LL1 states “The purpose of this local law is to provide for the implementation of such a program as a geographically targeted and time-limited pilot program to allow an evaluation of the program’s accuracy and efficacy in targeting and addressing harassment in particular buildings.”
LL1, effective Sept. 27, 2018, occupies some 6,000 new words of the Administrative Code at §27-2093.1. Under it for Bronx Community Districts 4, 5 and 7; Brooklyn Community Districts 3, 4, 5, and 16; Manhattan Community Districts 9, 11, and 12; and Queens District 14 all buildings and selected buildings throughout the city, neither construction nor the issuance of certificates of occupancy can take place until certain further procedures are in place. The lack of a certificate of occupancy in a residential building means the landlord cannot sue for rent.
‘Certifications of No Harassment’
These further procedures entail employing the now familiar “Certification of No Harassment” (CONH) procedure, previously applicable only to SRO buildings (described at length in Bailey and Treiman, Understanding Single Room Occupancy Laws, NYLJ, Feb. 10, 2016). Under LL1, a finding of “harassment” will deny the CONH and potentially prevent a building from getting building permits, a certificate of occupancy, and collecting rent.
Thus, aside from the fines, penalties, and litigation entailed in a finding of harassment, if a building is inside this pilot project, a single finding of harassment by breaking the rules with regard to buyouts can result in a building’s complete loss of its income stream.
The DOB will issue building permits in targeted buildings if the landlord “cures” the harassment. However, the “cure” is not a cure at all. It is instead a coerced entry into a more restrictive form of regulation. Under the Administrative Code provision, the landlord must enter and record an agreement to provide within the community district housing square footage devoted to low-income housing of at least 25 percent of the target building’s square footage. The rents for such units are set at maxima described in NYCRR HPD Rules §53-12.
The expenses associated with constructing such housing may not, under the program, receive 421-a benefits, but it is clear that the low-income housing provided under this program is intended to be like that of 421-a. There is no provision in the anti-harassment statute for what happens if there is nowhere available where such construction could take place.

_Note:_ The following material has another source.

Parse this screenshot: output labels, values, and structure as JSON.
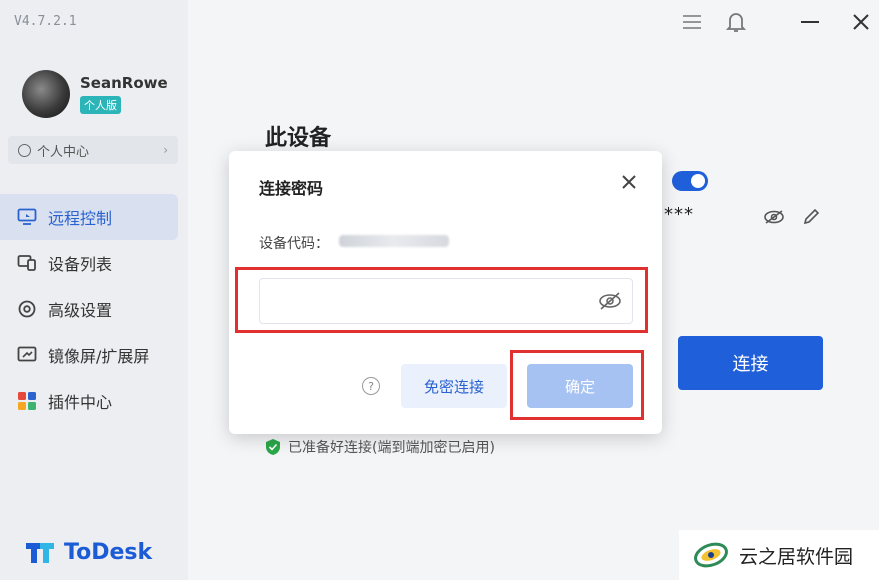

However, since, under the pilot program, a building may pass in and out of being targeted for these provisions, lenders may become reticent about lending in these designated community districts or may require affidavits of no harassment from the tenants as a prerequisite to closing on a loan at the time of sale of the building.
As to harassment, regardless of whether it takes place where the pilot program is in effect, Administrative Code §27-2115 imposes fines for harassment at a minimum of $2,000 and a maximum of $10,000. If the court finds there was any harassment under these Administrative Code provisions, it is compelled to impose the $2,000 minimum, without the discretion to waive it completely [ABJ Milano LLC v. Howell, 61 Misc.3d 1037 (Civ. Ct. NY Cty. 2018)]. Since harassment under these provisions is a violation of the NYC Housing Maintenance Code, Civil Court Act §110(a) empowers the NYC Civil Court to enjoin further violations of these provisions.
For the past several years, landlords and tenants have had a shared interest in having the landlord buy the tenant out of the value the tenant is sitting on in the apartment. Navigating the highly restrictive new landmines and curtailments on these negotiations will not only affect the actual agreements but treatment by lenders and government agencies and officials. Landlords and their attorneys must tread carefully.